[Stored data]

====

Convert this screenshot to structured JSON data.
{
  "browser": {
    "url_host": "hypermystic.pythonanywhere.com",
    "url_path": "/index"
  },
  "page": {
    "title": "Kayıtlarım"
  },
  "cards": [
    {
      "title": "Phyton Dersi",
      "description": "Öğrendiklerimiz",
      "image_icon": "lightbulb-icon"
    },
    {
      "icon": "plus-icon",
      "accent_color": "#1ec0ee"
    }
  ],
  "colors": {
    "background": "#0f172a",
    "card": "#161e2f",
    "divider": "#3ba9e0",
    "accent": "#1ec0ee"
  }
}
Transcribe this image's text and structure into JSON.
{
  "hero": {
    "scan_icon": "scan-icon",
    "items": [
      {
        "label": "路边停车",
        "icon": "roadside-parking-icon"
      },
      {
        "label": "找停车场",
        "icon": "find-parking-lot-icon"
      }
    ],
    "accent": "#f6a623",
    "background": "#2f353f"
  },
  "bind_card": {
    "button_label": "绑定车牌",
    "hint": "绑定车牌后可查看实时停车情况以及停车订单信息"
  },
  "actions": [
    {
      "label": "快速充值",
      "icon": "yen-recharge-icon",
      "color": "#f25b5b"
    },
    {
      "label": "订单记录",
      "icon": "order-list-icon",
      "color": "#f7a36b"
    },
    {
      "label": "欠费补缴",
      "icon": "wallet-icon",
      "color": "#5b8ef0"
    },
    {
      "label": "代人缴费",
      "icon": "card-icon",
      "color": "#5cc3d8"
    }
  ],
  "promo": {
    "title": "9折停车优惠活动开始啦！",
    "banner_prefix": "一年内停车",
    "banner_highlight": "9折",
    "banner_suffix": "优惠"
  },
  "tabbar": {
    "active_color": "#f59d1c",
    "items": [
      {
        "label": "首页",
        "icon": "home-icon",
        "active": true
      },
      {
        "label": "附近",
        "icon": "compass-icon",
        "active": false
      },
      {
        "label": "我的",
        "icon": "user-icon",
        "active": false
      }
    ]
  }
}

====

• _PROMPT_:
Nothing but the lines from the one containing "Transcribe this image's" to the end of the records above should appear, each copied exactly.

• _TASK RESPONSE_:
Transcribe this image's text and structure into JSON.
{
  "hero": {
    "scan_icon": "scan-icon",
    "items": [
      {
        "label": "路边停车",
        "icon": "roadside-parking-icon"
      },
      {
        "label": "找停车场",
        "icon": "find-parking-lot-icon"
      }
    ],
    "accent": "#f6a623",
    "background": "#2f353f"
  },
  "bind_card": {
    "button_label": "绑定车牌",
    "hint": "绑定车牌后可查看实时停车情况以及停车订单信息"
  },
  "actions": [
    {
      "label": "快速充值",
      "icon": "yen-recharge-icon",
      "color": "#f25b5b"
    },
    {
      "label": "订单记录",
      "icon": "order-list-icon",
      "color": "#f7a36b"
    },
    {
      "label": "欠费补缴",
      "icon": "wallet-icon",
      "color": "#5b8ef0"
    },
    {
      "label": "代人缴费",
      "icon": "card-icon",
      "color": "#5cc3d8"
    }
  ],
  "promo": {
    "title": "9折停车优惠活动开始啦！",
    "banner_prefix": "一年内停车",
    "banner_highlight": "9折",
    "banner_suffix": "优惠"
  },
  "tabbar": {
    "active_color": "#f59d1c",
    "items": [
      {
        "label": "首页",
        "icon": "home-icon",
        "active": true
      },
      {
        "label": "附近",
        "icon": "compass-icon",
        "active": false
      },
      {
        "label": "我的",
        "icon": "user-icon",
        "active": false
      }
    ]
  }
}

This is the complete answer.